    CONCLUSION: Our findings revealed that CSF1R is a novel identified dependence receptor silenced in CRC. The silence abalienates its ligands to stimulate CSF1R expressed on M2 TAMs, which is an appealing therapeutic target for M2 TAM depletion and CRC treatment.
    Keywords:  gastrointestinal neoplasms; immunotherapy; macrophages; receptors, immunologic; tumor microenvironment
  5. Cell Rep Methods. 2022 Dec 19. 2(12): 100353
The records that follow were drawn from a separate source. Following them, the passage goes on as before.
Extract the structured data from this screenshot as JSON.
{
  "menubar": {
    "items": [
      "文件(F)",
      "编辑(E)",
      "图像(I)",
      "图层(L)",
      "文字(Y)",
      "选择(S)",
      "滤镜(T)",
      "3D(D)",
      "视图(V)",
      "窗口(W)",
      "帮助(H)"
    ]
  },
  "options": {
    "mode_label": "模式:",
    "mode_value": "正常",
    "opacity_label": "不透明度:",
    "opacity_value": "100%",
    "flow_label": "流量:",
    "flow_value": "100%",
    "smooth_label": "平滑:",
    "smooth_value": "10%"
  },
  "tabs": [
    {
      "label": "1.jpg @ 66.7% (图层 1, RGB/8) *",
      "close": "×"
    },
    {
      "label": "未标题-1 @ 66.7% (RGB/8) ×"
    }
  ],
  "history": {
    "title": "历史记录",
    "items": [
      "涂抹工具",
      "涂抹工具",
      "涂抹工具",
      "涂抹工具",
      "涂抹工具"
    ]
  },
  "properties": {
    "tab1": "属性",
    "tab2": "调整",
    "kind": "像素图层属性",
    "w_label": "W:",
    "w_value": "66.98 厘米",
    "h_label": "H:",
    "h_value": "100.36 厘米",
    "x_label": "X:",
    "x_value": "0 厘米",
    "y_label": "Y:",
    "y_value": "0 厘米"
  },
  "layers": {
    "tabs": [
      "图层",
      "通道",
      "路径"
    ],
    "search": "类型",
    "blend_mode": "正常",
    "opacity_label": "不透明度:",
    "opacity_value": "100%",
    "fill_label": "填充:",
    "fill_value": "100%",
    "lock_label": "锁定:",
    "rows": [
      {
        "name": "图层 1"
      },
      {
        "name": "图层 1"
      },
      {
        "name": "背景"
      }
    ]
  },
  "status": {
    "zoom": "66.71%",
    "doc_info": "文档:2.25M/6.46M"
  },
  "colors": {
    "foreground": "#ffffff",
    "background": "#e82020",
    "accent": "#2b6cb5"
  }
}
      We describe a mouse model of rectal cancer (RC) involving rapid tumor organoid engraftment via orthotopic transplantation in an immunocompetent setting. This approach uses simple mechanical disruption to allow engraftment, avoiding the use of dextran sulfate sodium. The resulting RC tumors invaded from the mucosal surface and metastasized to distant organs. Histologically, the tumors closely resemble human RC and mirror remodeling of the tumor microenvironment in response to radiation. This murine RC model thus recapitulates key aspects of human RC pathogenesis and presents an accessible approach for more physiologically accurate, preclinical efficacy studies.
    Keywords:  immunocompetent mouse model; radiation; rectal cancer; tumor microenvironment; tumor organoids
  6. J Immunother Cancer. 2023 Jan;pii: e005493. [Epub ahead of print]11(1):
      BACKGROUND: Immune checkpoint inhibitors (ICIs) show a tremendous activity in microsatellite instability-high (MSI-H) metastatic colorectal cancer (mCRC), but a consistent fraction of patients does not respond. Prognostic/predictive markers are needed. Despite previous investigations in other tumor types, immune-related adverse events (irAEs) have not been well evaluated in patients with MSI-H cancers treated with ICIs.METHODS: We conducted an international cohort study at tertiary cancer centers collecting clinic-pathological features from 331 patients with MSI-H mCRC treated with ICIs. Of note, the irAEs were summarized using a 'burden score' constructed in a way that the same score value could be obtained by cumulating many low-grade irAEs or few high-grade irAEs; as a result, the lower the burden the better. Clearly, the irAE burden is not a baseline information, thus it was modeled as a time-dependent variable in univariable and multivariable Cox models.
    RESULTS: Among 331 patients, irAEs were reported in 144 (43.5%) patients. After a median follow-up time of 29.7 months, patients with higher burden of skin, endocrine and musculoskeletal irAEs (the latter two's effect was confirmed at multivariable analysis) had longer overall survival (OS), as opposed to gastrointestinal, pneumonitis, neurological, liver, renal and other irAEs, which showed an harmful effect. Similar results were observed for progression-free survival (PFS). Based on the results retrieved from organ-specific irAEs, 'aggregated' burden scores were developed to distinguish 'protective' (endocrine and musculoskeletal) and 'harmful' (gastrointestinal, pneumonitis, neurological, hepatic) irAEs showing prognostic effects on OS and PFS.
    CONCLUSIONS: Our results demonstrate that not all irAEs could exert a protective effect on oncologic outcome. An easy-to-use model for ICIs toxicity (burden score of protective and harmful irAEs) may be used as surrogate marker of response.
    Keywords:  Gastrointestinal Neoplasms; Immunotherapy; Translational Medical Research; Tumor Biomarkers